The answer must be every line from the entries below that includes "Captura".

────────────────────────────────────────

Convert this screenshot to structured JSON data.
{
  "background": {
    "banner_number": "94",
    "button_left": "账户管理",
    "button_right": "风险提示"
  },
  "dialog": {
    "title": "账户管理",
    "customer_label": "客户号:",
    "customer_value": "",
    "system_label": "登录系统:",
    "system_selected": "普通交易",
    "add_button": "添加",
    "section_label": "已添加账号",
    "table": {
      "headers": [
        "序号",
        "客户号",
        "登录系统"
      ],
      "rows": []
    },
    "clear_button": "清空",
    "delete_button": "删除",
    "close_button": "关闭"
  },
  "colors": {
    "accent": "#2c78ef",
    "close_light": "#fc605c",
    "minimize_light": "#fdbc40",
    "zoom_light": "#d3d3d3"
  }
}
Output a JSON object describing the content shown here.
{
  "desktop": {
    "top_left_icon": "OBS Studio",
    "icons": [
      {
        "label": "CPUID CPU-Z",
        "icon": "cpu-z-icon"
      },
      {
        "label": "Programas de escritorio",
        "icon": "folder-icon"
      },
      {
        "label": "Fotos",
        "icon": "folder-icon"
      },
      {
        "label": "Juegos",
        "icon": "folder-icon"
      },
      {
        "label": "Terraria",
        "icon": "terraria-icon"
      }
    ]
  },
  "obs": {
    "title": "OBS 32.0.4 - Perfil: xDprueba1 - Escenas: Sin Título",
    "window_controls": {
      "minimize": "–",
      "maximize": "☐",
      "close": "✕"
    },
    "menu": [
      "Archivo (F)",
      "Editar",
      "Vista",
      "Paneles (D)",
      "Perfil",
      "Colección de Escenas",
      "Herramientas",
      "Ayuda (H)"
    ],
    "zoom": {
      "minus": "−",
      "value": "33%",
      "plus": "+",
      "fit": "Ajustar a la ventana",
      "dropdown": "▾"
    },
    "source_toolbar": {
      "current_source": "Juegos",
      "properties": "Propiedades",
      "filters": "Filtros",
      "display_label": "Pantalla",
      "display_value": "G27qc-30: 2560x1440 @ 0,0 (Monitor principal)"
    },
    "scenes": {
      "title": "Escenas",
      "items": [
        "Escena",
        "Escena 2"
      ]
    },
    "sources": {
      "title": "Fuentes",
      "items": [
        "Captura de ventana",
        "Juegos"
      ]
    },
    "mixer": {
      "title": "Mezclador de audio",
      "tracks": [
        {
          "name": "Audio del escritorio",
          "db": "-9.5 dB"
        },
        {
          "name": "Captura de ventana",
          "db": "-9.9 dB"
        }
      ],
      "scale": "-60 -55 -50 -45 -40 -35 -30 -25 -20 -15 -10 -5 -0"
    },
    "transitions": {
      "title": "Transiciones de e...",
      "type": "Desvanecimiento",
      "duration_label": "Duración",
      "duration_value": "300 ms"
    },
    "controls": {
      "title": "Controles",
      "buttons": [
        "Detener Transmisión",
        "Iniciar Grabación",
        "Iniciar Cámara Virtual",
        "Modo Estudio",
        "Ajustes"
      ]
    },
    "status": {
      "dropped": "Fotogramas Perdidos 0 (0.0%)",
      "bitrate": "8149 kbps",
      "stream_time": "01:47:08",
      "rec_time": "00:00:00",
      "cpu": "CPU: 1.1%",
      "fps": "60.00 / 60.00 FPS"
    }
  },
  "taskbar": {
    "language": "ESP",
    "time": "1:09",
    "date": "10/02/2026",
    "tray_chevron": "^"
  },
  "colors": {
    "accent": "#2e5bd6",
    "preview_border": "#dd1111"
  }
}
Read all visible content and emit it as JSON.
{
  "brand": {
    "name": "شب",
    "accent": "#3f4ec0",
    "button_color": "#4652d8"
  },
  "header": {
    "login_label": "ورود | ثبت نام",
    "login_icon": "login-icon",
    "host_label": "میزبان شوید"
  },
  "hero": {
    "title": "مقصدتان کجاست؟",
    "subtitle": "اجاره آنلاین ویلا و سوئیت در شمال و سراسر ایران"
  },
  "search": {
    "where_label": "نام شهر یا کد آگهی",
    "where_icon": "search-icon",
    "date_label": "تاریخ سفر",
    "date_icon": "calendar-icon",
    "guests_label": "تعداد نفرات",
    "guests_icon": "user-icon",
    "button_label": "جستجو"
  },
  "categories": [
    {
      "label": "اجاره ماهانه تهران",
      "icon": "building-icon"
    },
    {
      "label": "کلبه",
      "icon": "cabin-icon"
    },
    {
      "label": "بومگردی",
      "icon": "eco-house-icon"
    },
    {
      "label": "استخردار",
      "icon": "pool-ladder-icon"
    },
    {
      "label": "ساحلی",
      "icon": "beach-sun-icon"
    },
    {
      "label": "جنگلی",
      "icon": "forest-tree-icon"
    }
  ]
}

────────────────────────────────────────

REPLY:
        "Captura de ventana",
          "name": "Captura de ventana",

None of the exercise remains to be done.